Fast forward to 2002 and they released their first canned beer, Dale’s Pale Ale.2 This was remarkable not because it was a revolutionary beer, but their claim is that this was the first craft beer to be canned by the facility that it was brewed at. While there are a couple of other breweries that claim that as well, the fact remains that Oskar Blues Brewery was an early adopter of cans in the craft brew scene. As a growing trend, more and more craft breweries have started using cans, but with their early adoption and using cans for their entire lineup, Oskar Blues can be considered leaders in the idea that bottles aren’t the end-all be-all.3
This year Oskar Blues once again brought a revolution to the industry in the form of a can.
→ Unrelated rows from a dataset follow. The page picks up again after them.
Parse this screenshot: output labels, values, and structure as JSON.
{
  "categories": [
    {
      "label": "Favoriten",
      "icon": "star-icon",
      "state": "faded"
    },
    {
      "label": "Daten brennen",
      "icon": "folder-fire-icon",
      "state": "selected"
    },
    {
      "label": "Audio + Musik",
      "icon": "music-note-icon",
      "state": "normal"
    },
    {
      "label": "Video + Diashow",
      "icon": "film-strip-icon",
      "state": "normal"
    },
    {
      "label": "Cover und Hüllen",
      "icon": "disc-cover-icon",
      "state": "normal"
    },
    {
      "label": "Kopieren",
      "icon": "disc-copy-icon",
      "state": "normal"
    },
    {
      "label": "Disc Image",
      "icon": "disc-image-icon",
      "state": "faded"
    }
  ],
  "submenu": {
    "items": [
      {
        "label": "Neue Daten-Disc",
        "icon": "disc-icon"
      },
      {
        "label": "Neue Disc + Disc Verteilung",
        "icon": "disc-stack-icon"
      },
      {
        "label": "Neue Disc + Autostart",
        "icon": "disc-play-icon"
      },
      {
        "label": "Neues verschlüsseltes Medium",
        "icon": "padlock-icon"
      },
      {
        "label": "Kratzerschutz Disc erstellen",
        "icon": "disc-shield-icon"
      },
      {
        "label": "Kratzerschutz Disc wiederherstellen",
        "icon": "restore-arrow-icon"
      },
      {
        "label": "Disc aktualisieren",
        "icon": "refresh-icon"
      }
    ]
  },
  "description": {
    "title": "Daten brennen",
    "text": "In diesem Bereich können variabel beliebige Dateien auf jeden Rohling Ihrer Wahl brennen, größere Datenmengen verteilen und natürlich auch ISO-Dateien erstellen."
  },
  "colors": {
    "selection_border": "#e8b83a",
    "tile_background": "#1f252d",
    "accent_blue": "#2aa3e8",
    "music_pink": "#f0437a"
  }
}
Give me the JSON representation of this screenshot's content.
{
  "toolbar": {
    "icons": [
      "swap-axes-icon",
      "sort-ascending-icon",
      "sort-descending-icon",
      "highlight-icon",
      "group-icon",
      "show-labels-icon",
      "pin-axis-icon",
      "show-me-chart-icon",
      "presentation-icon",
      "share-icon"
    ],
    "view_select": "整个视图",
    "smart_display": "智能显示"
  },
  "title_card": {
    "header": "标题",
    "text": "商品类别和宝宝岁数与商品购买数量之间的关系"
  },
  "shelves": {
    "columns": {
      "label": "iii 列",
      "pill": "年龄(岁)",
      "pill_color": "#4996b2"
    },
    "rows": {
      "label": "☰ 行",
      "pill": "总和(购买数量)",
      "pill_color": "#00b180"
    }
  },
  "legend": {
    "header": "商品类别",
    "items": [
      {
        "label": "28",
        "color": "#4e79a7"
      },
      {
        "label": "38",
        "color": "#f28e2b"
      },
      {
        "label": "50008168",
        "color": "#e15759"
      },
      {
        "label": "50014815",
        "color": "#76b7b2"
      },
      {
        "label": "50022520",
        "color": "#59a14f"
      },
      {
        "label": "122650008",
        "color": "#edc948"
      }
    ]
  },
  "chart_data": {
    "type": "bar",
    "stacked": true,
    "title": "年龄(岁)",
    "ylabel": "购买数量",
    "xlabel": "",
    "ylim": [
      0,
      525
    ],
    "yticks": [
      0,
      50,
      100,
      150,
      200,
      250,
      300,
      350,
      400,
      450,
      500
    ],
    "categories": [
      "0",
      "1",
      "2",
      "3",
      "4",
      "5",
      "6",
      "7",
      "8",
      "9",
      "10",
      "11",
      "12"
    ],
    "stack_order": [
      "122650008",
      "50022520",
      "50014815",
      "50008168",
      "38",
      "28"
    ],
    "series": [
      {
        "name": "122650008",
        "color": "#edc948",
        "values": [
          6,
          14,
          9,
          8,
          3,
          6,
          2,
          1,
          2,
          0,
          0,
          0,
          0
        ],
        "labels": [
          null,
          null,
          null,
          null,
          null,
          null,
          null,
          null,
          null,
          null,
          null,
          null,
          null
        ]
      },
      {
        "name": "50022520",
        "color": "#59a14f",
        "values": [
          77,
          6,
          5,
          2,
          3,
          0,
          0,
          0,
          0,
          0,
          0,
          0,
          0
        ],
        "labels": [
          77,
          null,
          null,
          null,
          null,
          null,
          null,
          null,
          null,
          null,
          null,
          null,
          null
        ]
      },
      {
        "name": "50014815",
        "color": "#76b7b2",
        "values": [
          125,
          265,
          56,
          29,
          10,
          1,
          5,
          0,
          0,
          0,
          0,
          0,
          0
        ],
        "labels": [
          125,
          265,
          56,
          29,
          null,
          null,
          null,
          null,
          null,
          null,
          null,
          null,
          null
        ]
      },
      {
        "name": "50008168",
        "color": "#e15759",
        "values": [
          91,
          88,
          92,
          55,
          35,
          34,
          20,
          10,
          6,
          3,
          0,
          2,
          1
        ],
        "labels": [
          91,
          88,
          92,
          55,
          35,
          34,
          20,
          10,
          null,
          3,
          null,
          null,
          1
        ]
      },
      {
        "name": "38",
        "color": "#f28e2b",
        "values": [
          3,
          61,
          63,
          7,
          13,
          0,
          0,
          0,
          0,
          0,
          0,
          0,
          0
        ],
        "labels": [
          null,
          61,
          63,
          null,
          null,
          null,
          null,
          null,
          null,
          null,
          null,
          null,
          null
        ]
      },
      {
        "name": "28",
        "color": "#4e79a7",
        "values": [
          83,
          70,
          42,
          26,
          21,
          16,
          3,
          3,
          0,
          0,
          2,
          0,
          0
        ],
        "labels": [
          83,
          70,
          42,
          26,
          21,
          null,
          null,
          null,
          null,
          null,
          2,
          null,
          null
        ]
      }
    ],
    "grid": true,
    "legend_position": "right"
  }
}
They took a Ball Packaging 32-ounce aluminium can and a machine made by Wisconsin Aluminum Foundry and sold exclusively through Oskar Blues Brewery and created a system that’s easy to fill and seal giant aluminium can growlers – or as they call it, a crowler. This machine is a fairly reasonable $3,000 to get started, and has already been purchased by a few breweries and brewpubs around the United States.4
But while packaging is exciting and all, the real reason we get excited about it is because of what’s inside, and inside this crowler is a special release of the GUBNA, an imperial IPA. Aged in Four Roses Bourbon barrels, this version of the GUBNA was draft-only, so unless you were sneaking your glass of beer out of a bar or the brewery, the only way it was going home with you was in a crowler or a growler. Brooks Whittington picked this up while visiting the brewery, and opted for the crowler to make a safe journey back to Texas. The crowler had a fun label that looked like a barrel and when torn reveals that it appears to be a wood veneer with print on it. Oskar Blues has also done a barrel-aged GUBNA with Breckenridge Bourbon barrels, cabernet wine barrels and tequila barrels.
Popping open the giant can, the beer fills it to the very top making the first couple of ounces poured quite a mess. After I cleaned that up and finished pouring my glass, the deep orange-brown imperial IPA was semi-opaque and sported a beautifully thick white head, though it slowly dissipated to a smaller head about an eighth of an inch. Eagerly burying my nose in the aromas I pick up rich bourbon, sweet malts, some fruity hops and a very strong alcohol note. At 10 percent ABV I’m not surprised that I can smell some of it, but I think the bourbon note adds to it, making it smell even boozier.
Taking my first sip, the GUBNA’s bourbon-alcohol note hits me first, quickly followed by the hoppy tropical fruits and a pleasant sweetness that isn’t too cloying or overwhelming. I can feel the warmth of the alcohol from the tip of my tongue all the way down my throat, reminding me how strong this beer is. There’s a good amount of carbonation and a medium weighted mouthfeel which mesh together very well. The finish is long with a slight bitterness from the hops5 on my tongue, along with sweet malts and that lingering bourbon taste.